To do - What lines in the records below contain the string "thumbs"? Copy every one.

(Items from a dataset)
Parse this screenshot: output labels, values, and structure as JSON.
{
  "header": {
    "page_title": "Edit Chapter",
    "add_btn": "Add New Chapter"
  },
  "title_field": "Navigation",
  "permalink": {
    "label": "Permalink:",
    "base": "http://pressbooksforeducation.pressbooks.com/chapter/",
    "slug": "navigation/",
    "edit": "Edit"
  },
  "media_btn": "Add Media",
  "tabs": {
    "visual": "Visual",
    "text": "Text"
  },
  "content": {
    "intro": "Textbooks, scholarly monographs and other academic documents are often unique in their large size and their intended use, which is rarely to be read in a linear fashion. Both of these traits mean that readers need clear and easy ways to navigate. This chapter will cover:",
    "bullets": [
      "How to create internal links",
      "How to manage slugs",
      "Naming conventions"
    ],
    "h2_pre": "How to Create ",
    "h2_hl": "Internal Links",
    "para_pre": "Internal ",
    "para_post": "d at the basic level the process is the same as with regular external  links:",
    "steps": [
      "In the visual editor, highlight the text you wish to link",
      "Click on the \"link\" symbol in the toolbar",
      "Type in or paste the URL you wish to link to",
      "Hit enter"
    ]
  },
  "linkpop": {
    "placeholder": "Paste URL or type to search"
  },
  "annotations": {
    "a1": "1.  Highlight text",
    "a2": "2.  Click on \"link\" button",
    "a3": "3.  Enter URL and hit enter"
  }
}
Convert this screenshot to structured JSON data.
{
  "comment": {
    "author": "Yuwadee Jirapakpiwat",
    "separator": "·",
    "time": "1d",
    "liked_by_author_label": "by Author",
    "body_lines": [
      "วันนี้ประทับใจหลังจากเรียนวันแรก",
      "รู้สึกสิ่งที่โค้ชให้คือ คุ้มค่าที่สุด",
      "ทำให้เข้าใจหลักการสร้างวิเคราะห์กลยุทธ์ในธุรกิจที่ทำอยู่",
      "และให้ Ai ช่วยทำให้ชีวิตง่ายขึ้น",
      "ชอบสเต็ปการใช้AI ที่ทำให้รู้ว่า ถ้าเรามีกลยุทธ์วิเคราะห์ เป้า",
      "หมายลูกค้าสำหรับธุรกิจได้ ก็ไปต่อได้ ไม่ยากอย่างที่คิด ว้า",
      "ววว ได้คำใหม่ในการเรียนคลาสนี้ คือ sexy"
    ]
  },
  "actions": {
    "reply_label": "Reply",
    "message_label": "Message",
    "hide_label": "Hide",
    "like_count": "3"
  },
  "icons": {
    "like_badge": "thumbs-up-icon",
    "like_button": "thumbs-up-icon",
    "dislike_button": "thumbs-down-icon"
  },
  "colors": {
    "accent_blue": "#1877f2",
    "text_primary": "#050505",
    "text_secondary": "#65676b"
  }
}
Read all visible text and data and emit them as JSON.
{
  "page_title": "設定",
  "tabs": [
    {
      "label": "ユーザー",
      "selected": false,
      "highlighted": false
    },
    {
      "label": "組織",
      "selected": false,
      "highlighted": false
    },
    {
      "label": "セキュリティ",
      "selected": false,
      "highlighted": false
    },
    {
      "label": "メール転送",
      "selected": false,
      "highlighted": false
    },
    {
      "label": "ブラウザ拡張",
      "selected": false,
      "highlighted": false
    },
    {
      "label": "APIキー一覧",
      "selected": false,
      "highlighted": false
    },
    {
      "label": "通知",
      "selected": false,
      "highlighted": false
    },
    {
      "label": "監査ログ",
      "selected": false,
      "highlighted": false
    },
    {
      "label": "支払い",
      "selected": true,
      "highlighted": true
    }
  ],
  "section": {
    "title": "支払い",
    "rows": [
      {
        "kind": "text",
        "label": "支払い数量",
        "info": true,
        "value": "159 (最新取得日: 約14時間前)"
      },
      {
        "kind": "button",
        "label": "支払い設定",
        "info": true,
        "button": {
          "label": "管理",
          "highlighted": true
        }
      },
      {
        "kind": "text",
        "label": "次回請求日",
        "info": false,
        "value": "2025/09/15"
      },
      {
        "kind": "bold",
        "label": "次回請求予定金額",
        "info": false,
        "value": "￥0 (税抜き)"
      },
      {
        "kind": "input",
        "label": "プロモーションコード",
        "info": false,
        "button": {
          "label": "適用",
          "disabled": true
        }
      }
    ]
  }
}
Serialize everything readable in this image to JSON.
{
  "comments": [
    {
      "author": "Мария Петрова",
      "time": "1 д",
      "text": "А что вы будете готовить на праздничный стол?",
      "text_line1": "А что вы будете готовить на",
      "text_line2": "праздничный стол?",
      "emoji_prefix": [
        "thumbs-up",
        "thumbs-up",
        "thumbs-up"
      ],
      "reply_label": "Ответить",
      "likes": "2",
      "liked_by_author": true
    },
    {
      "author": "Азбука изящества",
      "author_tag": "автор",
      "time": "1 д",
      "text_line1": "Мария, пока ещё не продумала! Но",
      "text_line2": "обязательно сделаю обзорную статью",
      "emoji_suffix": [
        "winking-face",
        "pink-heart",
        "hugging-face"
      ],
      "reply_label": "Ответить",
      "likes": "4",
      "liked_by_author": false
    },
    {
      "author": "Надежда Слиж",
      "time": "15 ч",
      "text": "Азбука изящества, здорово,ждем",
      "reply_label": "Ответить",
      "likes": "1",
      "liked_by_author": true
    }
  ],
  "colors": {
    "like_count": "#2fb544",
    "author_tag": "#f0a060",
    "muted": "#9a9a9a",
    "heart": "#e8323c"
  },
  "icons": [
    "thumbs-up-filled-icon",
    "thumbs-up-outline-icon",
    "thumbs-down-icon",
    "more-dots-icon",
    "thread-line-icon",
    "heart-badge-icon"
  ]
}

Your response -
    "like_badge": "thumbs-up-icon",
    "like_button": "thumbs-up-icon",
    "dislike_button": "thumbs-down-icon"
        "thumbs-up",
        "thumbs-up",
        "thumbs-up"
    "thumbs-up-filled-icon",
    "thumbs-up-outline-icon",
    "thumbs-down-icon",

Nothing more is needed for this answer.